By Christen Clinkscales—Student, School of Culinary Arts
My first two months of culinary school have been full of lessons. Always keep your cutting board clean. Hold your knife down and away from others when walking. Never leave your spatula on the stove. (Chef James will be happy to know I’m getting better at that last one.) But the biggest lesson I’ve learned is the importance of following your passion.
I learned that final lesson from my dad when he passed away suddenly last December. My dad was an accountant for more than 30 years, and while I never imagined following in his footsteps, I always knew that working with his many clients was his passion. He embodied the phrase “choose a job you love, and you’ll never have to work a day in your life.”
In the months after his death, I started thinking about my passions and how I might be able to turn them into my career, like my dad. Culinary school had been on my mind for years, but I always found an excuse not to enroll. I was too busy with work. It was too expensive. It would cut too much into my social life. Would I even be good?
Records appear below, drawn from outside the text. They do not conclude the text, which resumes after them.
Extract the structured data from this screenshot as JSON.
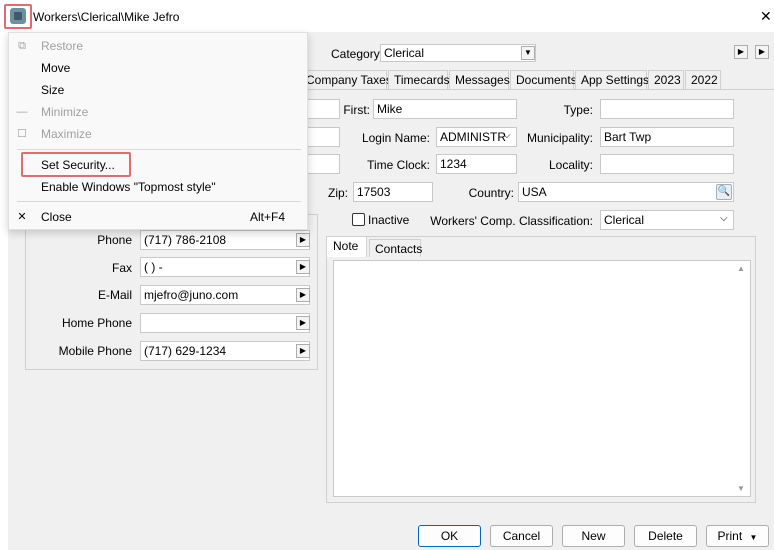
{
  "window": {
    "title": "Workers\\Clerical\\Mike Jefro",
    "close_glyph": "✕"
  },
  "header": {
    "category_label": "Category:",
    "category_value": "Clerical"
  },
  "tabs": [
    "Company Taxes",
    "Timecards",
    "Messages",
    "Documents",
    "App Settings",
    "2023",
    "2022"
  ],
  "form": {
    "first_label": "First:",
    "first_value": "Mike",
    "type_label": "Type:",
    "type_value": "",
    "login_label": "Login Name:",
    "login_value": "ADMINISTR",
    "municipality_label": "Municipality:",
    "municipality_value": "Bart Twp",
    "timeclock_label": "Time Clock:",
    "timeclock_value": "1234",
    "locality_label": "Locality:",
    "locality_value": "",
    "zip_label": "Zip:",
    "zip_value": "17503",
    "country_label": "Country:",
    "country_value": "USA",
    "inactive_label": "Inactive",
    "comp_label": "Workers' Comp. Classification:",
    "comp_value": "Clerical"
  },
  "contact": {
    "phone_label": "Phone",
    "phone_value": "(717) 786-2108",
    "fax_label": "Fax",
    "fax_value": "(   )    -",
    "email_label": "E-Mail",
    "email_value": "mjefro@juno.com",
    "homephone_label": "Home Phone",
    "homephone_value": "",
    "mobile_label": "Mobile Phone",
    "mobile_value": "(717) 629-1234"
  },
  "notes": {
    "tab_note": "Note",
    "tab_contacts": "Contacts"
  },
  "buttons": {
    "ok": "OK",
    "cancel": "Cancel",
    "new": "New",
    "delete": "Delete",
    "print": "Print"
  },
  "system_menu": {
    "restore": "Restore",
    "move": "Move",
    "size": "Size",
    "minimize": "Minimize",
    "maximize": "Maximize",
    "set_security": "Set Security...",
    "topmost": "Enable Windows \"Topmost style\"",
    "close": "Close",
    "close_shortcut": "Alt+F4"
  }
}
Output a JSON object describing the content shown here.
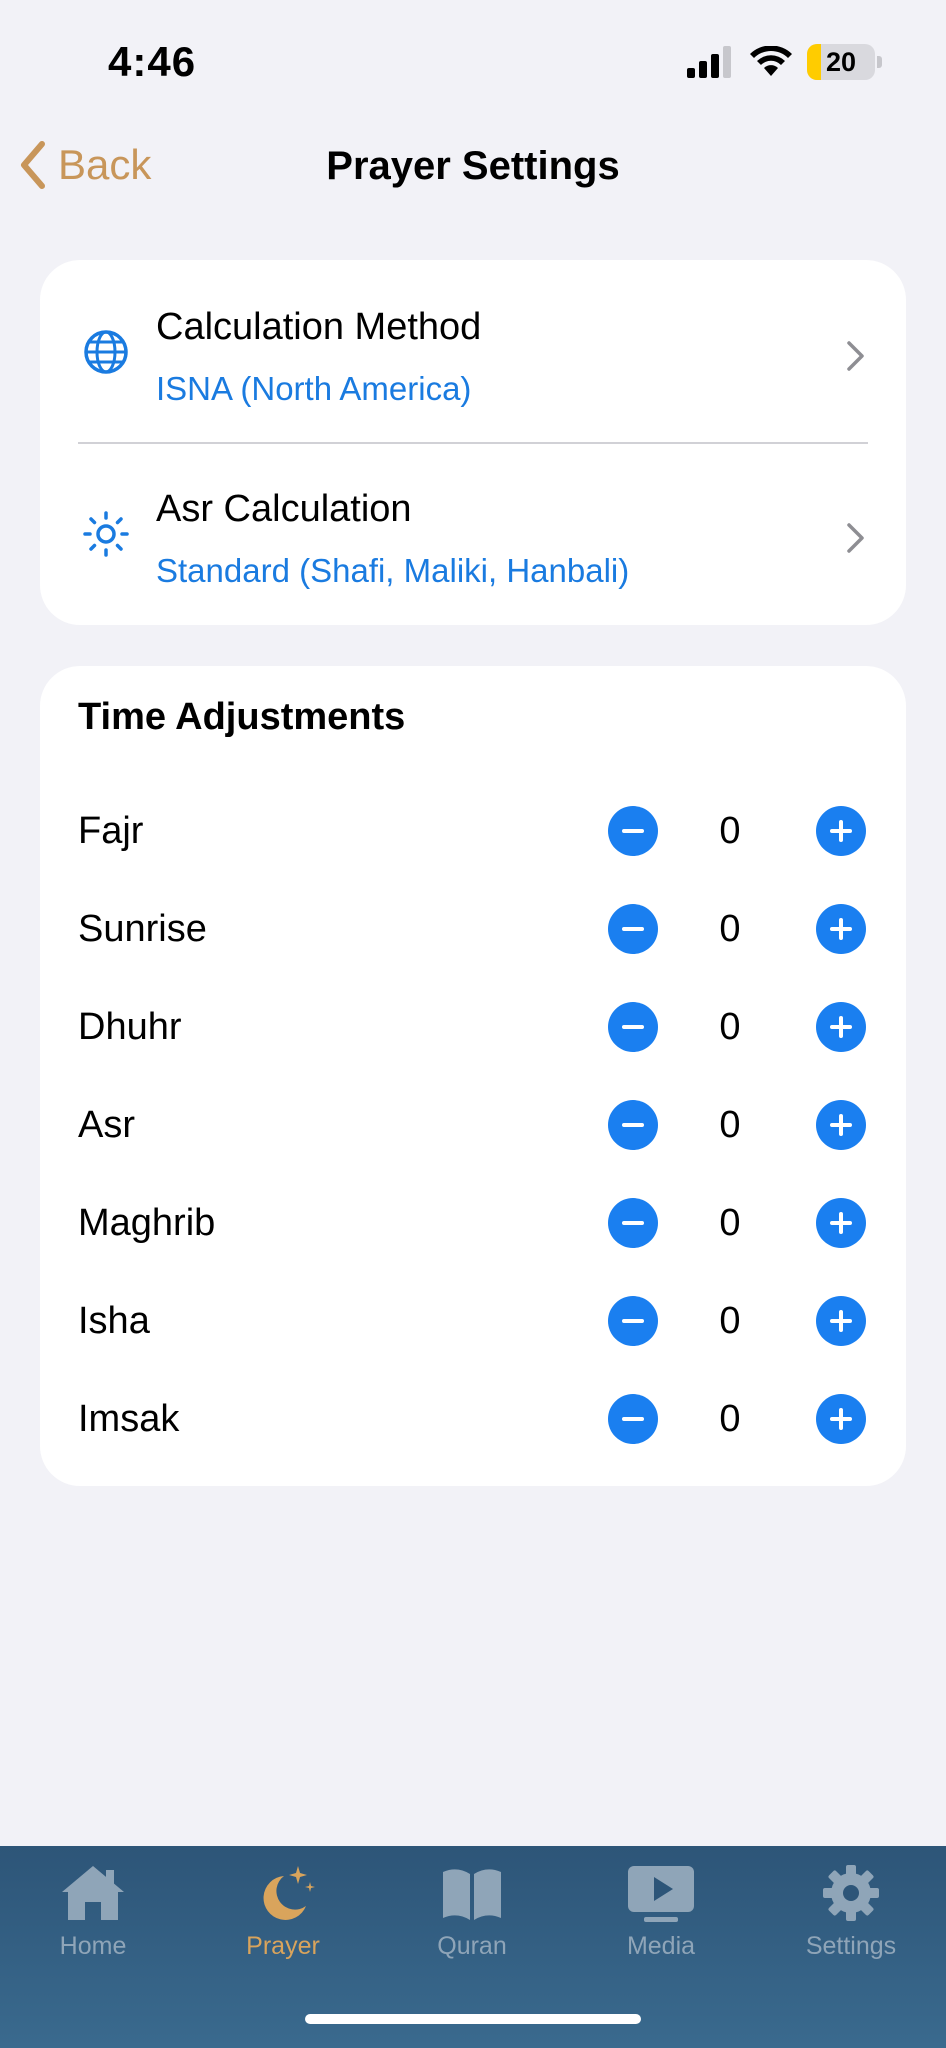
{
  "status_bar": {
    "time": "4:46",
    "battery_level": "20",
    "battery_fraction": 0.2,
    "icons": [
      "cellular-signal-icon",
      "wifi-icon",
      "battery-icon"
    ]
  },
  "nav": {
    "back_label": "Back",
    "title": "Prayer Settings",
    "accent_color": "#c8965a"
  },
  "calculation": {
    "method": {
      "title": "Calculation Method",
      "value": "ISNA (North America)",
      "icon": "globe-icon"
    },
    "asr": {
      "title": "Asr Calculation",
      "value": "Standard (Shafi, Maliki, Hanbali)",
      "icon": "sun-icon"
    }
  },
  "adjustments": {
    "title": "Time Adjustments",
    "rows": [
      {
        "name": "Fajr",
        "value": "0"
      },
      {
        "name": "Sunrise",
        "value": "0"
      },
      {
        "name": "Dhuhr",
        "value": "0"
      },
      {
        "name": "Asr",
        "value": "0"
      },
      {
        "name": "Maghrib",
        "value": "0"
      },
      {
        "name": "Isha",
        "value": "0"
      },
      {
        "name": "Imsak",
        "value": "0"
      }
    ]
  },
  "tab_bar": {
    "tabs": [
      {
        "label": "Home",
        "icon": "house-icon"
      },
      {
        "label": "Prayer",
        "icon": "moon-stars-icon",
        "active": true
      },
      {
        "label": "Quran",
        "icon": "book-icon"
      },
      {
        "label": "Media",
        "icon": "play-screen-icon"
      },
      {
        "label": "Settings",
        "icon": "gear-icon"
      }
    ]
  },
  "colors": {
    "accent_blue": "#1a7ff0",
    "gold": "#d9a45c",
    "tab_bar_bg": "#2d5578"
  }
}
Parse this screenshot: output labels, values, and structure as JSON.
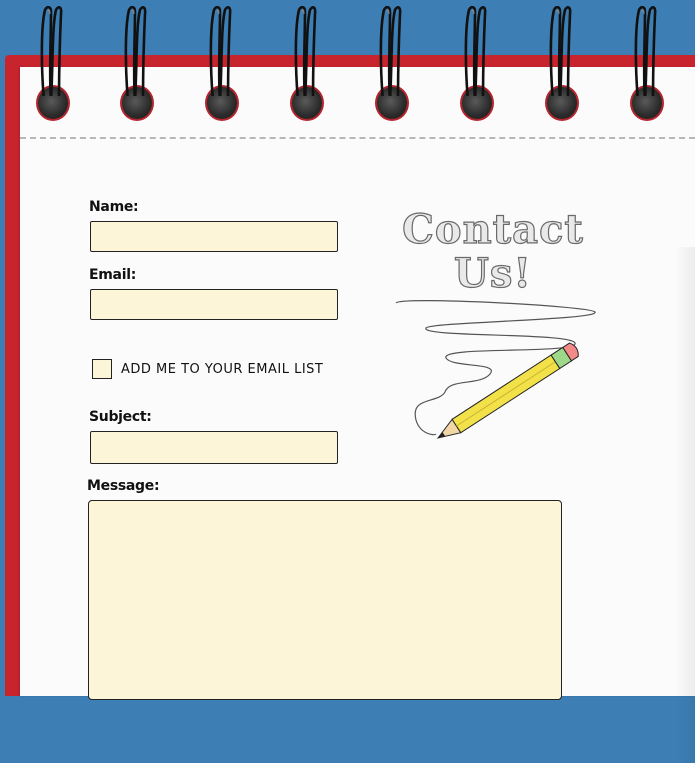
{
  "form": {
    "name_label": "Name:",
    "email_label": "Email:",
    "checkbox_label": "Add me to your email list",
    "subject_label": "Subject:",
    "message_label": "Message:",
    "name_value": "",
    "email_value": "",
    "subject_value": "",
    "message_value": "",
    "checkbox_checked": false
  },
  "heading": {
    "line1": "Contact",
    "line2": "Us!"
  },
  "colors": {
    "background": "#3d7fb5",
    "notebook_border": "#c8242e",
    "paper": "#fbfbfb",
    "field_fill": "#fdf5d8",
    "pencil_body": "#f3e14a",
    "pencil_eraser": "#f28a8a",
    "pencil_ferrule": "#9ed98a"
  },
  "icons": {
    "decoration": "pencil-icon",
    "binding": "spiral-ring-icon"
  }
}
To be honest, I wasn’t a good cook growing up. I set off the fire alarm just heating canned soup. My college roommate tried to teach me some simple techniques, but those attempts always ended with her shooing me out of the kitchen. It wasn’t until I moved to New York four years ago that I started to love cooking. No matter how long and exhausting my work days would be, I loved nothing more than coming home and preparing a nice meal in my Polly Pocket-sized kitchen. There were many failed attempts, and my roommates were saints for putting up with all my kitchen messes and smoke outs. Slowly, I started to get the hang of things and looked forward to my evenings spent in the kitchen.
I’m sure that my decision to enroll in culinary school was a surprise to many people. It was even a surprise to me! But now I know that life is too short to be afraid to take risks—and I knew that if I didn’t act this year, I might never get the courage to do so again. When I took my first step by attending an open house at ICE, it felt like the right place for me.
Starting school has had its challenges. I have a fast-paced job in media consulting, and I wasn’t sure I could balance work and school. Finding that balance hasn’t been easy. But being a student at ICE has opened my eyes to the possibility of turning my passion into my career. Working every day in a test kitchen or in food media used to seem like a distant dream, but with an education from ICE, I know now that it’s a real possibility. I look forward to learning more in class and to determine, through my externship, the path to take after graduation. Overall, I’m excited to see where this new venture takes me.
The best way to summarize how I’m feeling is something Chef Sam Kadko said to my class on our first day in his classroom: “Each day should be a test of how much passion you have for cooking.” Since my dad’s passing, I’ve come to believe that everything happens for a reason. I take Chef Sam’s words as a sign that my dad would approve of my sharing our story with the ICE community. He was always (embarrassingly) a big fan of my writing and the ultimate proofreader for all of my assignments. So this one’s for you, Pop! I hope to make you proud both on the page and in the kitchen!
To learn more about ICE’s professional Culinary Arts program, click here.